Christina Hendricks is best known for her role as Joan Holloway, and the Mad Men star’s own experience with agencies (ad or otherwise) is about as fraught as her fictional counterpart’s.
In a new interview with The Guardian, Hendricks says that her role on the hit show elicited a dearth of enthusiasm from the very people who were supposed to be in charge of her career.
“[My agency] said, ‘It’s a period piece, it’s never going to go anywhere. We need you to make money and this isn’t going to make money.’ They ended up dropping me.”
Hendricks and her manager both loved the role of Joan, though: After the actress scored small parts in ER and Without a Trace, they recognized the role’s – and the show’s – potential. “I had been on several shows that were meant to be the big ones, that would go on forever, and they didn’t. So there was no sure bet and I’d already taken a chance on them, and I felt, why not do the one you’re in love with and take a chance on that?”
“My parents would say, ‘You’re just alienating everyone. You’ll never make any friends looking like that.’ And I would say, ‘I don’t want those people to be my friends. I’m never going to be friends with the people who beat up a kid while everyone is cheering them on. I hate them.’ ”

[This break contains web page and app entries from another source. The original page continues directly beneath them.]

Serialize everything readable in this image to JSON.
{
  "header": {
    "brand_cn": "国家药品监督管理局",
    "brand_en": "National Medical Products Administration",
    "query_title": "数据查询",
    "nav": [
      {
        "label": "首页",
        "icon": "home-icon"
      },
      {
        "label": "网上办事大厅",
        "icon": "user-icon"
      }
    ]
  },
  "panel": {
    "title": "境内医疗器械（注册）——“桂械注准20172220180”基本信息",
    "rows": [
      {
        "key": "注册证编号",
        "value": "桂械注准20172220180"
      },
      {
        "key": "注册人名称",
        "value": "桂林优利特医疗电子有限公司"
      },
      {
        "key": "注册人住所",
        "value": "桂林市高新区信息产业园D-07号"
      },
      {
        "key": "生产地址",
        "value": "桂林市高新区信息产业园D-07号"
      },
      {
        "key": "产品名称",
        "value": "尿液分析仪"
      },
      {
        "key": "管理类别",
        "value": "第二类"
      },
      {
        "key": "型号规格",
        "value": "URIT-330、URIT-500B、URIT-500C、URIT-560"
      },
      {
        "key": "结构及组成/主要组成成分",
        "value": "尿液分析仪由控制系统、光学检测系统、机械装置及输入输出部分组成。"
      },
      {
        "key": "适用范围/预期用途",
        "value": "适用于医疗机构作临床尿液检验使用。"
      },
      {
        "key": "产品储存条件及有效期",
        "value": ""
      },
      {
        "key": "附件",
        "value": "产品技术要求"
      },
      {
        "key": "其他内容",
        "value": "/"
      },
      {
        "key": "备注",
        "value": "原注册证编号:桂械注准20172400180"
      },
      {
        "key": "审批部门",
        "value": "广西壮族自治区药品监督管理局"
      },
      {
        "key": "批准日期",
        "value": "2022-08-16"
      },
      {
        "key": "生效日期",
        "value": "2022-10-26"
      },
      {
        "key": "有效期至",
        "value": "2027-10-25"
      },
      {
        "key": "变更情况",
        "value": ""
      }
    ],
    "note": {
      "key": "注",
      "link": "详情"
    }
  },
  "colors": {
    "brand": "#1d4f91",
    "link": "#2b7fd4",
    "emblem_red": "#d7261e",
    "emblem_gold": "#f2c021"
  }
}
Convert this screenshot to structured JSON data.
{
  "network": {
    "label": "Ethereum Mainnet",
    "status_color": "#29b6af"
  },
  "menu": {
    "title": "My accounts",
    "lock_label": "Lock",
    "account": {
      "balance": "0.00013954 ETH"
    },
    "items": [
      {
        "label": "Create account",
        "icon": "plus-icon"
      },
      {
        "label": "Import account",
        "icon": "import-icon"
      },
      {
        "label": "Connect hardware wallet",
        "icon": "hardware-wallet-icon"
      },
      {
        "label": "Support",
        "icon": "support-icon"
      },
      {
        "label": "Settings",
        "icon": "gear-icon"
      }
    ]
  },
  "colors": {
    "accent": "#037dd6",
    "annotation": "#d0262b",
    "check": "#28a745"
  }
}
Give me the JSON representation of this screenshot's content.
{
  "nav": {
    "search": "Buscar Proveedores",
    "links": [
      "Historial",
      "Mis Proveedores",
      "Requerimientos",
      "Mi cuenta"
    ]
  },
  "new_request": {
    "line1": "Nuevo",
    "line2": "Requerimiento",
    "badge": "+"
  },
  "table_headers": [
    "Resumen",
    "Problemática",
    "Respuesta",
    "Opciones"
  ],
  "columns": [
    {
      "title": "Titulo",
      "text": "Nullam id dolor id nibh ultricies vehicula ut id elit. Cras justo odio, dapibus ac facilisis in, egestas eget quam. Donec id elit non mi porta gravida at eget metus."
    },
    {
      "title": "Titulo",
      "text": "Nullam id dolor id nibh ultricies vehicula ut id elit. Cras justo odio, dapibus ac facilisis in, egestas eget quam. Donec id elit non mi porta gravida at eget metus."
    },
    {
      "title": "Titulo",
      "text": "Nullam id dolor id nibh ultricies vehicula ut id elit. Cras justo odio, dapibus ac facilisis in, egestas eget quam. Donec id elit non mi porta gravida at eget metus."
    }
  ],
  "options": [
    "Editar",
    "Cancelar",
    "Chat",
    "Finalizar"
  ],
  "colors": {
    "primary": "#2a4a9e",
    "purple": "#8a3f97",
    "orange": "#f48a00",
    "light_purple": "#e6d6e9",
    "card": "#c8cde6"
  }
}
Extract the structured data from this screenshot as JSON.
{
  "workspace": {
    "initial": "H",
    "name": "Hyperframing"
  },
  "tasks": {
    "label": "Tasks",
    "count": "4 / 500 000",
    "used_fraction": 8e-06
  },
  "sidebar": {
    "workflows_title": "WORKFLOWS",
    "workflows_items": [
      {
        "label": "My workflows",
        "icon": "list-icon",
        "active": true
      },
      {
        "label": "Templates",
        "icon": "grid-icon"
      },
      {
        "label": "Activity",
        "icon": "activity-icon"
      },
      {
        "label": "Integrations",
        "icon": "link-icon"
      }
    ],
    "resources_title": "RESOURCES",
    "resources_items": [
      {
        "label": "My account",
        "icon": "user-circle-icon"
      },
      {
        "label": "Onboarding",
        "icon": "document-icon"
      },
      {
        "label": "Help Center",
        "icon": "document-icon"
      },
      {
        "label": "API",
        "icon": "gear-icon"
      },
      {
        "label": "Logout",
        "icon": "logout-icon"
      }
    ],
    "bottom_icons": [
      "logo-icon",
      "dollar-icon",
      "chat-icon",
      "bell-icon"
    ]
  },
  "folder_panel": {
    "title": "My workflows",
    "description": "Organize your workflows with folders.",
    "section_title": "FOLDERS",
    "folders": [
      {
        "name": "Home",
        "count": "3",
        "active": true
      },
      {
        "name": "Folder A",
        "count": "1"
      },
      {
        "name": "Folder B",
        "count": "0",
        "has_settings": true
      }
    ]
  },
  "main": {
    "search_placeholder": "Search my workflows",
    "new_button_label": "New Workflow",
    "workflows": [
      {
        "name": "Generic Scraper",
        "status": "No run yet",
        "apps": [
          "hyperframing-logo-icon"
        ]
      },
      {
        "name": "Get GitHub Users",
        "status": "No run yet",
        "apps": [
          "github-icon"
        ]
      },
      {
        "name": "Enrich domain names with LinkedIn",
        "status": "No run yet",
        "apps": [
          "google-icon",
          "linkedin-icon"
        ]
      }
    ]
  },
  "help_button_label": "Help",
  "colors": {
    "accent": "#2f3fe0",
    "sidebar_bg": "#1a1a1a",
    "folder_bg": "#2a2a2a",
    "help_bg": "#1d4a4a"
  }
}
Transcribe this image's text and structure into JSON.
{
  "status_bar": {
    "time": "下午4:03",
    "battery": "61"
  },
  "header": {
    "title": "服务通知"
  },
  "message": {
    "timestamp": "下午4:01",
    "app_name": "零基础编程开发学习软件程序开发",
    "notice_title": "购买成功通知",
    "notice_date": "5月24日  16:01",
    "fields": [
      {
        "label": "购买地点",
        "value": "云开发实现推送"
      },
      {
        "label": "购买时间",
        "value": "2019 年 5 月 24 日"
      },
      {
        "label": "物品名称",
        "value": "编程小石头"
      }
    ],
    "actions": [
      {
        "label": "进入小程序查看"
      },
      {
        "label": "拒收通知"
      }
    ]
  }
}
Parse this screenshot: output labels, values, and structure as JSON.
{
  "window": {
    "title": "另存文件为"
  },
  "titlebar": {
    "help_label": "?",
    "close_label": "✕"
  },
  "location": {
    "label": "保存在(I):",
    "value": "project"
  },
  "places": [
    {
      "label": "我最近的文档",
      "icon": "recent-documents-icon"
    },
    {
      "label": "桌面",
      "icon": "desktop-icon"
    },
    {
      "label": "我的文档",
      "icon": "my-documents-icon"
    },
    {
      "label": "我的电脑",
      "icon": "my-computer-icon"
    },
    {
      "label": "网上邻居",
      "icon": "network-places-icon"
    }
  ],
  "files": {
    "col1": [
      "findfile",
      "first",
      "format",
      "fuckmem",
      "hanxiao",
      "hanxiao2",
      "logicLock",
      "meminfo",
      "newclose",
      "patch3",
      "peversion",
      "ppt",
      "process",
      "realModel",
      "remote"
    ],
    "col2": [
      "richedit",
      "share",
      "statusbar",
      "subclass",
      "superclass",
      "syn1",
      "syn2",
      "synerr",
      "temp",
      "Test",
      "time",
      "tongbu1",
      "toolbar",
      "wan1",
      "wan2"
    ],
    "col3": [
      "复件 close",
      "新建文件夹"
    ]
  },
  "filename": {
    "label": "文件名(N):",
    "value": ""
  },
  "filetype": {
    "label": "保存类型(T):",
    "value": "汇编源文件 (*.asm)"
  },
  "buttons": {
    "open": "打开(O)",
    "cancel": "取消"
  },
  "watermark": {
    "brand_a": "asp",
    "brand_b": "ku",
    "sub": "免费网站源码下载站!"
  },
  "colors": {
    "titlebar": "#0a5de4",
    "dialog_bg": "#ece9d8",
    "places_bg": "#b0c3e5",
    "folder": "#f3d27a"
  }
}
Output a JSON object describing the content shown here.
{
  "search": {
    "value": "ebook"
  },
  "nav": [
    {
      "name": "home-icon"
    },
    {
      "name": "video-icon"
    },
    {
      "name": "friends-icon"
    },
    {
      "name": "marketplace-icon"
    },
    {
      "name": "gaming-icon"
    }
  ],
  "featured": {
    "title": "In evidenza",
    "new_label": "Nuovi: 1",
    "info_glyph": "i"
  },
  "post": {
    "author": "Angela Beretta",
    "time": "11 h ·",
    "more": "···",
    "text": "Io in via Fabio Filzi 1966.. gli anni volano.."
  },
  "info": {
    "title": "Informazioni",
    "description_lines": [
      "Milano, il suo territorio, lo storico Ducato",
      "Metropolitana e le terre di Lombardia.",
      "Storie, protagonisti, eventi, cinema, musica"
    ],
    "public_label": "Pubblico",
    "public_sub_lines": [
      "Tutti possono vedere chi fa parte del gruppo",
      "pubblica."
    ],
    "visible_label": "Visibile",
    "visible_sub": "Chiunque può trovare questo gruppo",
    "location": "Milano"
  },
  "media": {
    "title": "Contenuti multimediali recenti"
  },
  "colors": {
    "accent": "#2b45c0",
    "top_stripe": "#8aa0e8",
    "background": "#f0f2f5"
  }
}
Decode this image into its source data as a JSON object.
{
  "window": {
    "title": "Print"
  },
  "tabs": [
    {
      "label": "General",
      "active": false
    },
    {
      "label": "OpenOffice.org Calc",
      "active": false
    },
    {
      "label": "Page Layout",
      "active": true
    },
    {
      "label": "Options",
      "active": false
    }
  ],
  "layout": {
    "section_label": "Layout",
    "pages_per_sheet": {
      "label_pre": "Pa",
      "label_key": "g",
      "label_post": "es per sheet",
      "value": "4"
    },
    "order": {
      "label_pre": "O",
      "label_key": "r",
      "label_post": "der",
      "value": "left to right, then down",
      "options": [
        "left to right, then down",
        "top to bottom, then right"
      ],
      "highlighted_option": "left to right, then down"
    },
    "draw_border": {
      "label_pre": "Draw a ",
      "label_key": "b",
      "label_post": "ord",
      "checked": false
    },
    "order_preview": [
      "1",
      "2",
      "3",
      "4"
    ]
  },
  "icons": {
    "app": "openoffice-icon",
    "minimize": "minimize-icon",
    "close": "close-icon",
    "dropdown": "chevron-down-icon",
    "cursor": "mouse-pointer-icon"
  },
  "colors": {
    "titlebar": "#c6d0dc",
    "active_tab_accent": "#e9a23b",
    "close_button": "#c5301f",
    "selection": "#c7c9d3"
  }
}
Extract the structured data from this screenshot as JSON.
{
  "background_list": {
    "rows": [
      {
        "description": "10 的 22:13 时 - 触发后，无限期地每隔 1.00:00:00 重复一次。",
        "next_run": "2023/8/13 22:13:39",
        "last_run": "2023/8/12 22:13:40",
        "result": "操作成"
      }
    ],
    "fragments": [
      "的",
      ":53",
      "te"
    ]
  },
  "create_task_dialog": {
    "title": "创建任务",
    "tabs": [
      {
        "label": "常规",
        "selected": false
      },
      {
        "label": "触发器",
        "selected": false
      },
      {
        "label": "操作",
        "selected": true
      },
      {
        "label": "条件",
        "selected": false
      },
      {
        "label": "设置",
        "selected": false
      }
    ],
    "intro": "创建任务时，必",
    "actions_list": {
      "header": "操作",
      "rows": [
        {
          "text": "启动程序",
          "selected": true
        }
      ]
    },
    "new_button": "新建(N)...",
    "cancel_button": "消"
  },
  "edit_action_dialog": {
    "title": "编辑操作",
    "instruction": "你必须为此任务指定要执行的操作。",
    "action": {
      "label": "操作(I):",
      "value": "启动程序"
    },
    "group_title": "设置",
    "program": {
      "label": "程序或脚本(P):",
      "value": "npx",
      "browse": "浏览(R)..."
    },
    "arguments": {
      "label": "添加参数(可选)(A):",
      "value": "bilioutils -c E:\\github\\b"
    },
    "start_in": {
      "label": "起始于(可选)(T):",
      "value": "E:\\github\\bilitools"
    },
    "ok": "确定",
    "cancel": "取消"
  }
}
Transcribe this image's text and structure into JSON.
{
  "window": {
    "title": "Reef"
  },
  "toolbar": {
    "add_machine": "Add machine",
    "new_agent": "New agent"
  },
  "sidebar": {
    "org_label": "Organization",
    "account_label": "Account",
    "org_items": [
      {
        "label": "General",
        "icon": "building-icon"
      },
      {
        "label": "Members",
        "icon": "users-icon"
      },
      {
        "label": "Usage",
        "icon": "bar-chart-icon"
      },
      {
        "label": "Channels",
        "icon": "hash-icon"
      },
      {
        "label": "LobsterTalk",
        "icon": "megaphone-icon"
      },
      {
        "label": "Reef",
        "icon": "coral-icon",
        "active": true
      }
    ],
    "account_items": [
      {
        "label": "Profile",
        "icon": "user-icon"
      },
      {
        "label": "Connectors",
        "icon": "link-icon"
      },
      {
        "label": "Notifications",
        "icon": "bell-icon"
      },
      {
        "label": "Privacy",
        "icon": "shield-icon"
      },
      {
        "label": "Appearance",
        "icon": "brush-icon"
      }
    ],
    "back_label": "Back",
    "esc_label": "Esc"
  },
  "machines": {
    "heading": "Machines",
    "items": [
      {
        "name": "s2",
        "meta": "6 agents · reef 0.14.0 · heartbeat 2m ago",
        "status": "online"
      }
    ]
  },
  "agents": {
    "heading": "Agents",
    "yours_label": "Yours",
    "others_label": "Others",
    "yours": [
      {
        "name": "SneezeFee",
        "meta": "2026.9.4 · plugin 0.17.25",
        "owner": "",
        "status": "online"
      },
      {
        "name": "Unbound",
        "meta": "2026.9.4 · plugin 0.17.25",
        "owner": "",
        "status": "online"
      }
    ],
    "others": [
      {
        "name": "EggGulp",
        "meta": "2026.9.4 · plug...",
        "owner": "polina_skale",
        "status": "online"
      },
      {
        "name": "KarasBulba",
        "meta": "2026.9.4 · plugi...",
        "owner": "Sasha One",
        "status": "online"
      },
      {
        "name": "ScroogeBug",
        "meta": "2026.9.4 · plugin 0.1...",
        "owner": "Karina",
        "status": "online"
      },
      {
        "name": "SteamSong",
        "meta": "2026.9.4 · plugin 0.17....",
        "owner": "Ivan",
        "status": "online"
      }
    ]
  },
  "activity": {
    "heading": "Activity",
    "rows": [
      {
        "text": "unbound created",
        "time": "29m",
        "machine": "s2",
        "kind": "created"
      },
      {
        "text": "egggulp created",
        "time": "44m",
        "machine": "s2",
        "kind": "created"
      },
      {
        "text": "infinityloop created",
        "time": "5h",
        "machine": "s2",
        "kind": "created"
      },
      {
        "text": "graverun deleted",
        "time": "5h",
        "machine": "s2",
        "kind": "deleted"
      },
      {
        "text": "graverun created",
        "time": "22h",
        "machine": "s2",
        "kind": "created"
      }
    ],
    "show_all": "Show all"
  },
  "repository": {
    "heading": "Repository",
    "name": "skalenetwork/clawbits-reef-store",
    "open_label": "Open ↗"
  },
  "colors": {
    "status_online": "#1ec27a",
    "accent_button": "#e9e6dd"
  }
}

Hendricks is currently starring opposite the late Philip Seymour Hoffman in God’s Pocket, which is directed by her Mad Men costar John Slattery.
“I keep thinking I’m going to see him again,” she says of Hoffman. “I guess, when I watch the film now, I feel like it’s a celebration of him. I feel lucky to have gotten to work with him. I feel grateful and I feel sad.”
God’s Pocket was released in May. Mad Men‘s final seven-episode run begins in 2015.
By Alex Heigl